Entries from a dataset of interfaces
◆ ◆ ◆ ◆ ◆ ◆ ◆

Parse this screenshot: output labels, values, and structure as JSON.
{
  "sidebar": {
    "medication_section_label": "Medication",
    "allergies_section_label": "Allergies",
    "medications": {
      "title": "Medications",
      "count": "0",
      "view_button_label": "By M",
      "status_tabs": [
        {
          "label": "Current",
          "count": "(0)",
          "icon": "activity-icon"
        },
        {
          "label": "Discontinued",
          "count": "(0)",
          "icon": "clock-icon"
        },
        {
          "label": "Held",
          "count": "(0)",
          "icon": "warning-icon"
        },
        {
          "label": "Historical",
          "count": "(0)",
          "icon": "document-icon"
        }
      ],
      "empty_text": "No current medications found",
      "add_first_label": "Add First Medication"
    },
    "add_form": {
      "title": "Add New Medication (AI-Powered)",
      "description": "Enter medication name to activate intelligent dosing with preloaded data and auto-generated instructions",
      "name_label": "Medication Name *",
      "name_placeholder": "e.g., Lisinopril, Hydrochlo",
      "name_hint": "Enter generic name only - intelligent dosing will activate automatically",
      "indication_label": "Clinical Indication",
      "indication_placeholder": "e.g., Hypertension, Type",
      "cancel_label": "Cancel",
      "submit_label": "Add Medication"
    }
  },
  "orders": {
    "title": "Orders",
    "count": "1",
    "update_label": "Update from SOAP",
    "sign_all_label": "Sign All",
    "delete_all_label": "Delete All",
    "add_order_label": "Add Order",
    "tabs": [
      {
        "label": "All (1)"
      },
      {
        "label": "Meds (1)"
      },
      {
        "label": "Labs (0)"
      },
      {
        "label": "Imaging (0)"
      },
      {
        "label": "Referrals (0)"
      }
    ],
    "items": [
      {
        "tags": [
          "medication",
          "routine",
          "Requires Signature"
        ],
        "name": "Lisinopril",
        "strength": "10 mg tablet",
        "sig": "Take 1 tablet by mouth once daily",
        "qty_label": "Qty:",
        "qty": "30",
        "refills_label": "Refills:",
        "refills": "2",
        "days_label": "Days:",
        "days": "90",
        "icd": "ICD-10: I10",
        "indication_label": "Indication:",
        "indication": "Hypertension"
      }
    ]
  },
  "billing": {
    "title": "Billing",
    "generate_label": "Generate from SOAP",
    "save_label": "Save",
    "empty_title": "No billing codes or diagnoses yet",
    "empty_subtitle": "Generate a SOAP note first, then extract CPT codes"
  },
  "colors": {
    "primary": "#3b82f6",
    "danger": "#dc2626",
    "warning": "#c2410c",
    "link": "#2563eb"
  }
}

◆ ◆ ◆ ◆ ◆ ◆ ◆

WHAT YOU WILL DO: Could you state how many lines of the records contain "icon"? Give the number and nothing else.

REPLY TO THE TASK: 4